Aim of the exercise:
Below are some records. Copy every line in them that holds "avatar".

Supplied data:
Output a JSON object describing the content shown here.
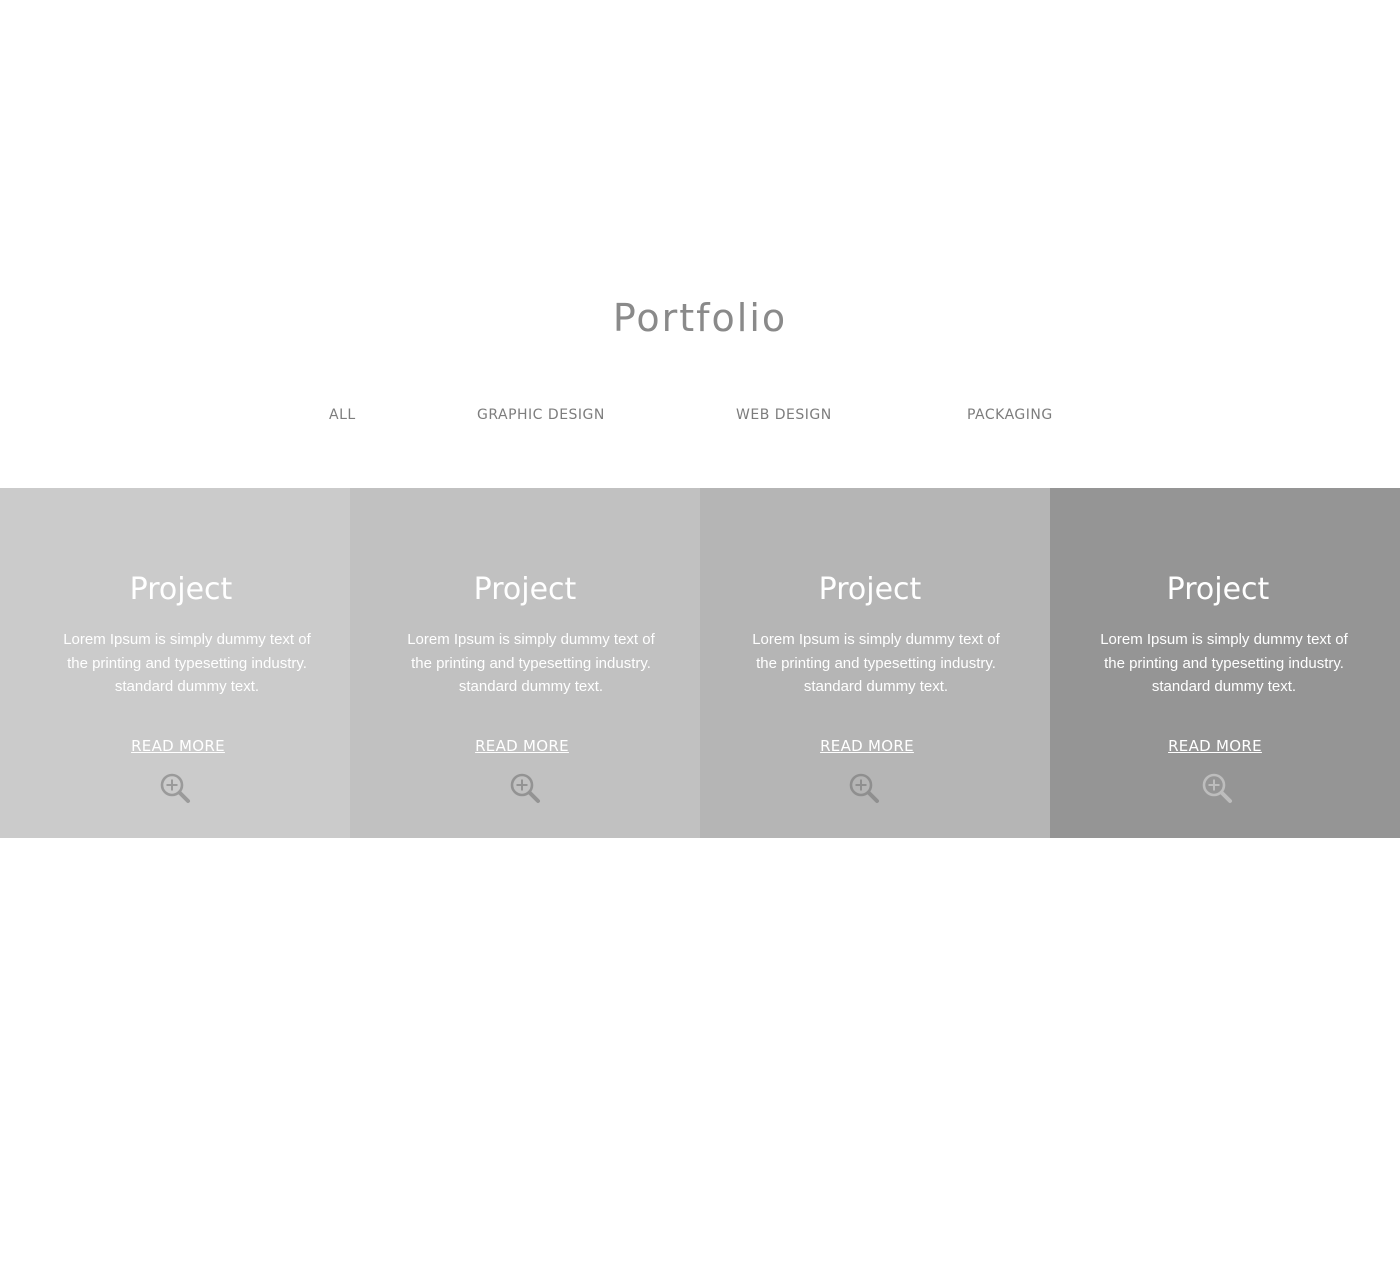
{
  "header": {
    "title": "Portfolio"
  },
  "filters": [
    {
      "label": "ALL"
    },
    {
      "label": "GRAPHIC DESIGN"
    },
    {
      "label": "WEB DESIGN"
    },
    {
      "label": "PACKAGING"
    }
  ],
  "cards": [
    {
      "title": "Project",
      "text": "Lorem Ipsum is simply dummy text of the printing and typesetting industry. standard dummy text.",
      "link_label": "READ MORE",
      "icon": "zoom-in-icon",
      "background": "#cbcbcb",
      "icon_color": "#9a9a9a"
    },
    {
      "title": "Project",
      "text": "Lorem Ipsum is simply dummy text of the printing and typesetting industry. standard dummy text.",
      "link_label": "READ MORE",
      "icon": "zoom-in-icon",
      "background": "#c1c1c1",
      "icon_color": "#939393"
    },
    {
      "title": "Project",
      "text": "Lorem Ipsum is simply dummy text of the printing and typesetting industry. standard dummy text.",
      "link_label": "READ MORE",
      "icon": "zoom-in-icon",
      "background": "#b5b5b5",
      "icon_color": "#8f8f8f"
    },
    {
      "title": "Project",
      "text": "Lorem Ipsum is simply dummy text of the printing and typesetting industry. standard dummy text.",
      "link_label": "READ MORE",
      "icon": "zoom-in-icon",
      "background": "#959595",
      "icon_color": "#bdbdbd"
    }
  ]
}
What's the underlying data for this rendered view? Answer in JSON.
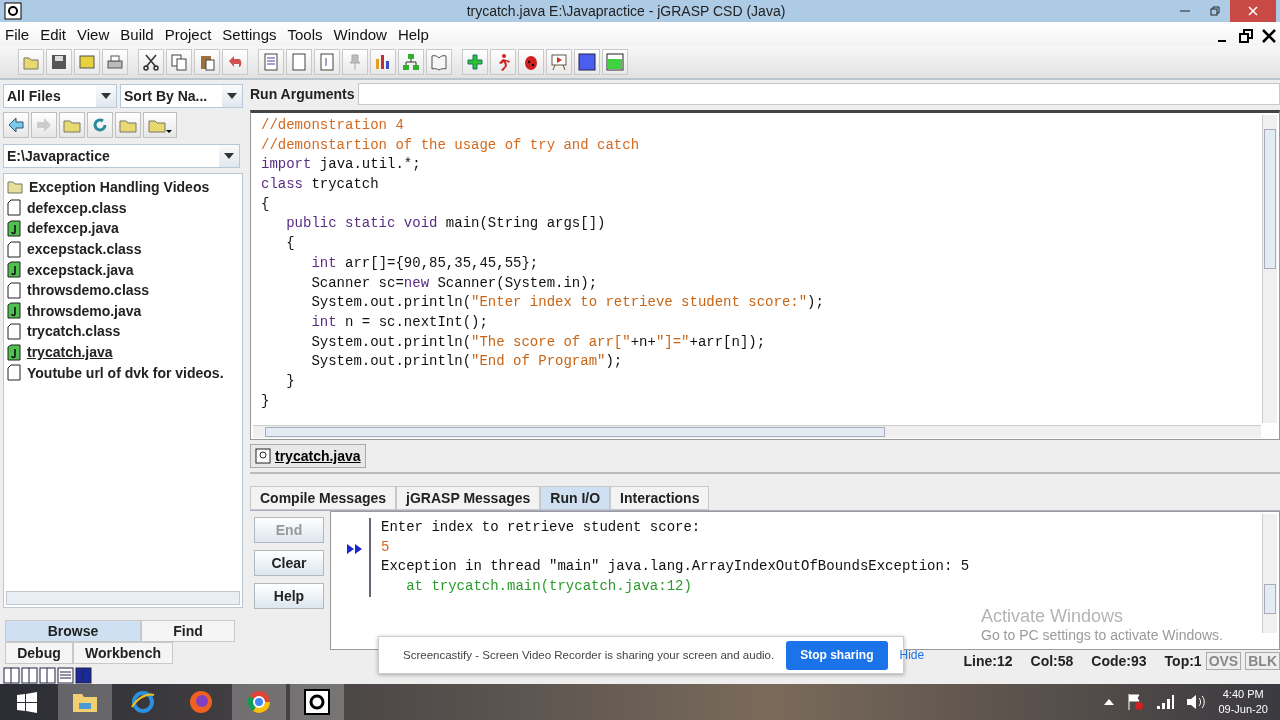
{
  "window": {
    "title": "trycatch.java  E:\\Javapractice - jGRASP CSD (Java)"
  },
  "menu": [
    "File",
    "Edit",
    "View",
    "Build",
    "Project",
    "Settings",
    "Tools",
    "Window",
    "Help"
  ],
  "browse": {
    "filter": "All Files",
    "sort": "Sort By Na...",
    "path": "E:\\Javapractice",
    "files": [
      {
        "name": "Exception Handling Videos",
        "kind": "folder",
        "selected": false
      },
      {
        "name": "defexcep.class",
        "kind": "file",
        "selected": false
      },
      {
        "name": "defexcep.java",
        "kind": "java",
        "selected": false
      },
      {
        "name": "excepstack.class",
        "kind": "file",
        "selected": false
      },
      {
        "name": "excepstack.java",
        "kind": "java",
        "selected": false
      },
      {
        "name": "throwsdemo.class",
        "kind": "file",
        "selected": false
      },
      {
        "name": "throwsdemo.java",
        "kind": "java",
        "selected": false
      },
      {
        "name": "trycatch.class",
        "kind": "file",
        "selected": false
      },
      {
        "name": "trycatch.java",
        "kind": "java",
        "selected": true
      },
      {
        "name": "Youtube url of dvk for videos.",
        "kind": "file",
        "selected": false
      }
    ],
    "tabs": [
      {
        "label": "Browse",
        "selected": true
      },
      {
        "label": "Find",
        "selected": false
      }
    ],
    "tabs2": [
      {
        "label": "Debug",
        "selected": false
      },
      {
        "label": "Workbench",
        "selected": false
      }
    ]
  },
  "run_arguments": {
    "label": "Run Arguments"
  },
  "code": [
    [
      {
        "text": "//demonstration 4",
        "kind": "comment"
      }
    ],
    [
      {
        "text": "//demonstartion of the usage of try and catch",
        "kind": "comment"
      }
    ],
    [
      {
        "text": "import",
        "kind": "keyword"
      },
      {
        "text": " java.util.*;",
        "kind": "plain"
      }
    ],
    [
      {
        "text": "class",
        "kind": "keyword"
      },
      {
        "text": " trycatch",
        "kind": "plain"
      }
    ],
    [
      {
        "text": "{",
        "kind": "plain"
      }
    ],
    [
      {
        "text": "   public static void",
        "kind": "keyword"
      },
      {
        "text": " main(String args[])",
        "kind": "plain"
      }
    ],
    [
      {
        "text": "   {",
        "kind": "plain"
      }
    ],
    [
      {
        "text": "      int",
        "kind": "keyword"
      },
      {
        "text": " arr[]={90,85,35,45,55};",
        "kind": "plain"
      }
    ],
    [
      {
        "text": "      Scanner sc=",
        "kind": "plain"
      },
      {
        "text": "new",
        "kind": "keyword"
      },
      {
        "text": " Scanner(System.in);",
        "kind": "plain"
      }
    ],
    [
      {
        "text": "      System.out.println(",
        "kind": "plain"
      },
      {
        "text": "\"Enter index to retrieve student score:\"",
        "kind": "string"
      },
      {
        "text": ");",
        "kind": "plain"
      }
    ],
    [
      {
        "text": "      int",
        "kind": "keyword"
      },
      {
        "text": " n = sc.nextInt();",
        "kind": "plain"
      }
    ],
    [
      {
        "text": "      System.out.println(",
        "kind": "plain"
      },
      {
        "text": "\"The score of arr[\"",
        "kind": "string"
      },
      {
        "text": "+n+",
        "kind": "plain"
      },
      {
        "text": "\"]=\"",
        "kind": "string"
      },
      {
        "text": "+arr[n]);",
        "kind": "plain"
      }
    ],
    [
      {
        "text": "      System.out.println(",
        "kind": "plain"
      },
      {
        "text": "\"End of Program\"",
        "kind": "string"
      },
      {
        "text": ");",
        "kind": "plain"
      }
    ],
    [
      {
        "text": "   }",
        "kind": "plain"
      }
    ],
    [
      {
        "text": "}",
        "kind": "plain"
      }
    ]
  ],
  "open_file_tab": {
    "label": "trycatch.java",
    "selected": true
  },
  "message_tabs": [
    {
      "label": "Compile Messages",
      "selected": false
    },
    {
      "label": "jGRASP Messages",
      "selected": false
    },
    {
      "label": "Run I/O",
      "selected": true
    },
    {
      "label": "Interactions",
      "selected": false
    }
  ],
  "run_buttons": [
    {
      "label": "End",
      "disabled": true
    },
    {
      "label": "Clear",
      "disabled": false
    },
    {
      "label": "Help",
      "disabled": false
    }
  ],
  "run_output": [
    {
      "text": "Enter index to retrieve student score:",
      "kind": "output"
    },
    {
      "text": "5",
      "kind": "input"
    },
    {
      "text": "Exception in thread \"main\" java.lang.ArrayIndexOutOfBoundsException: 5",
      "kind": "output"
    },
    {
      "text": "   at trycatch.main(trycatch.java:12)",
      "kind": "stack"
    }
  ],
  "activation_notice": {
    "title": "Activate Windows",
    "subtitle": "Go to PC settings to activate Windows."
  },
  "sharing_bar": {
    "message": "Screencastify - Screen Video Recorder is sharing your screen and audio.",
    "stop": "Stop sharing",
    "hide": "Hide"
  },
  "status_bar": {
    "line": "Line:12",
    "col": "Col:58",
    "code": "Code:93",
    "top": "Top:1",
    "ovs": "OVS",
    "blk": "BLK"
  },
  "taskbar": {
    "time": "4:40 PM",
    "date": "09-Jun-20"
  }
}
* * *
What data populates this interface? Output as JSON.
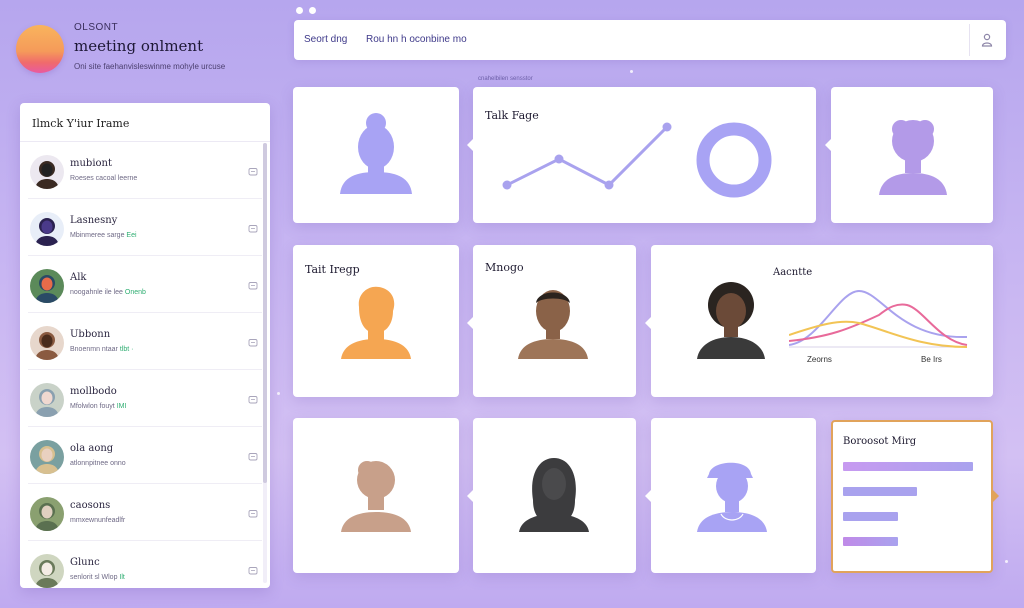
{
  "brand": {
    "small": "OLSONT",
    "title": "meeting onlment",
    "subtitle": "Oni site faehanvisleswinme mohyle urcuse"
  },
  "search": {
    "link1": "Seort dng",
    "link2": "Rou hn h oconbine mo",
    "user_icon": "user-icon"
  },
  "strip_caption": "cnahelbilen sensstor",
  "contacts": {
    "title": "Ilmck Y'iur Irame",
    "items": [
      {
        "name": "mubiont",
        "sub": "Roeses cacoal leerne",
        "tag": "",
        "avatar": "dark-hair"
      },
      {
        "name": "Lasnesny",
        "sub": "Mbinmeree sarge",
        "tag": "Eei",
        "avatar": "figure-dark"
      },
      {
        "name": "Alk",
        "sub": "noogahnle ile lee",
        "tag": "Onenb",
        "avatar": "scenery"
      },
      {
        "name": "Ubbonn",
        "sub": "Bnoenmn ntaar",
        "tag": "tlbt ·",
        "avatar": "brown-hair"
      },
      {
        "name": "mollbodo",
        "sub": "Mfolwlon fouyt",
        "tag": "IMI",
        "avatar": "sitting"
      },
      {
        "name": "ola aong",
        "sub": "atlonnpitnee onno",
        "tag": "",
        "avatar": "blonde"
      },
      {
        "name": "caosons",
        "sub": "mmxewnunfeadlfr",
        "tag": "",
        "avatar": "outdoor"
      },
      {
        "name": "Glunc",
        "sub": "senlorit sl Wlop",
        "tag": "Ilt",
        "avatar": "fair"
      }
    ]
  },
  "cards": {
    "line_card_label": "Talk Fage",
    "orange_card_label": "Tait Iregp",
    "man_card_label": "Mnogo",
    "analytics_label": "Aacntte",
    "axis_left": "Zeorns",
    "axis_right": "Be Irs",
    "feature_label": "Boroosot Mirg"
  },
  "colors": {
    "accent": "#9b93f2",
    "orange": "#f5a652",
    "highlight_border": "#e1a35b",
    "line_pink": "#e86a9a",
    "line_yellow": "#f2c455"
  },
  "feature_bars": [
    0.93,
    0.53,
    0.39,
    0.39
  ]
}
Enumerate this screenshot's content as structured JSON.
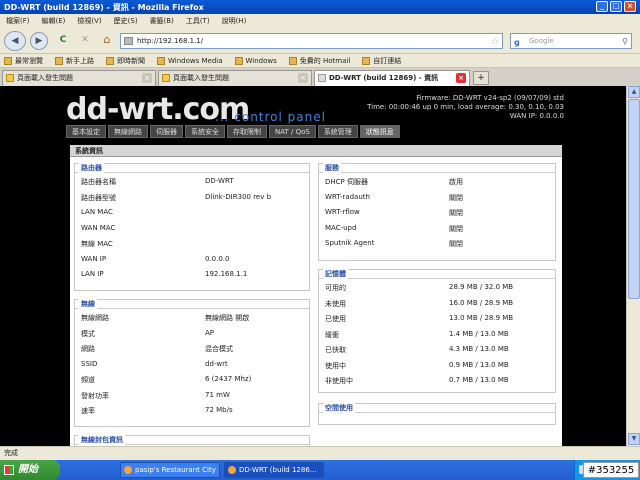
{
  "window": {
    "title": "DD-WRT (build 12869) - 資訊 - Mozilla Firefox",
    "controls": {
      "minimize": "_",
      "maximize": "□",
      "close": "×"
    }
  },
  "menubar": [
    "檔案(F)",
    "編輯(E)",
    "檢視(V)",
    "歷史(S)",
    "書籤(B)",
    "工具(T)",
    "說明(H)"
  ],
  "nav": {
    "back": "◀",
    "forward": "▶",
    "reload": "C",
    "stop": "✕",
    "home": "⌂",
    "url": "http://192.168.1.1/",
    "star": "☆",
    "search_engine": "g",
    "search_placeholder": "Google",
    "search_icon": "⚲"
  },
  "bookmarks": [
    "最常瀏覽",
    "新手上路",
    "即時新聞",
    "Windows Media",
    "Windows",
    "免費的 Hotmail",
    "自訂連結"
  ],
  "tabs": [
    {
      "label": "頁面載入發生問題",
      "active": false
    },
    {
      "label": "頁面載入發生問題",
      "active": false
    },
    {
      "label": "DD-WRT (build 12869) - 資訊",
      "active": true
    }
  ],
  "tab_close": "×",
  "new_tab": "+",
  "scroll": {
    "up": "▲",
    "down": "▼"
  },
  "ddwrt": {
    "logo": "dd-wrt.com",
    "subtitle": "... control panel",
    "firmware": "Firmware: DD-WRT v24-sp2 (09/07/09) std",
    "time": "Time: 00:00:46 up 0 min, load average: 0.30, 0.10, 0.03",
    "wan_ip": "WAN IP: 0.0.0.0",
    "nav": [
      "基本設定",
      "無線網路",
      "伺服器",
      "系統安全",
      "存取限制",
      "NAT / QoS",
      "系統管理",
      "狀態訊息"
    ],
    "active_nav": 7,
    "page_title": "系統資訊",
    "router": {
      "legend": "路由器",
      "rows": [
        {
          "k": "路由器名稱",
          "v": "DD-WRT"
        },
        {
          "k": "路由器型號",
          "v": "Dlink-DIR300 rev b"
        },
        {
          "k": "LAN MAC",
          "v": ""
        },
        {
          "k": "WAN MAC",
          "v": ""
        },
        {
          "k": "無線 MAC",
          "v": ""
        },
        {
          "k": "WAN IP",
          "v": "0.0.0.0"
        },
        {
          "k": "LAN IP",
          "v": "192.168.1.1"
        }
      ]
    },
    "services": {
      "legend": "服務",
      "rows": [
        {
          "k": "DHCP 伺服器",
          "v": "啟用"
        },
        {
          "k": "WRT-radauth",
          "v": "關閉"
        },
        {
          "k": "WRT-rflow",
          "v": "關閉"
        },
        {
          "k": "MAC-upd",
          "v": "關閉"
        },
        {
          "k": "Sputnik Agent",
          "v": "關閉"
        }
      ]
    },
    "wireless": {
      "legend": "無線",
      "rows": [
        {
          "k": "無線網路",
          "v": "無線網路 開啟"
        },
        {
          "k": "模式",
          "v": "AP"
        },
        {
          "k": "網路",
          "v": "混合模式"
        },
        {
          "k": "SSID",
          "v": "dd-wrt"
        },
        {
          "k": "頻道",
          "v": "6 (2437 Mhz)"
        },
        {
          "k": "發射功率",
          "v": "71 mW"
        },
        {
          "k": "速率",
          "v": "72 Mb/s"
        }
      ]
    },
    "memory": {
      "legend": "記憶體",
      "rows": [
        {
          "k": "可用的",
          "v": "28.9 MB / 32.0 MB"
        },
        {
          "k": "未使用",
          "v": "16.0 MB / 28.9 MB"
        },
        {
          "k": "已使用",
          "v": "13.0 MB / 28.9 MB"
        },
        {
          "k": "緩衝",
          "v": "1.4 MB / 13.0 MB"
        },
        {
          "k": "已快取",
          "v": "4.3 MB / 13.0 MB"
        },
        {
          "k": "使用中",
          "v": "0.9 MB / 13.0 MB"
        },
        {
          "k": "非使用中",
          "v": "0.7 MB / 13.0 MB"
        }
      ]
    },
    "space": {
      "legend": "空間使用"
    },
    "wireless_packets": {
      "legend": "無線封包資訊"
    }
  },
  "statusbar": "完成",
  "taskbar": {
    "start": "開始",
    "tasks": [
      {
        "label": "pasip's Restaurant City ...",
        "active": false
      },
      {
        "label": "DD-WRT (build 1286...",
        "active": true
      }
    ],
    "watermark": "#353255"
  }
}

The completed task:
        "avatar": "dark-hair"
        "avatar": "figure-dark"
        "avatar": "scenery"
        "avatar": "brown-hair"
        "avatar": "sitting"
        "avatar": "blonde"
        "avatar": "outdoor"
        "avatar": "fair"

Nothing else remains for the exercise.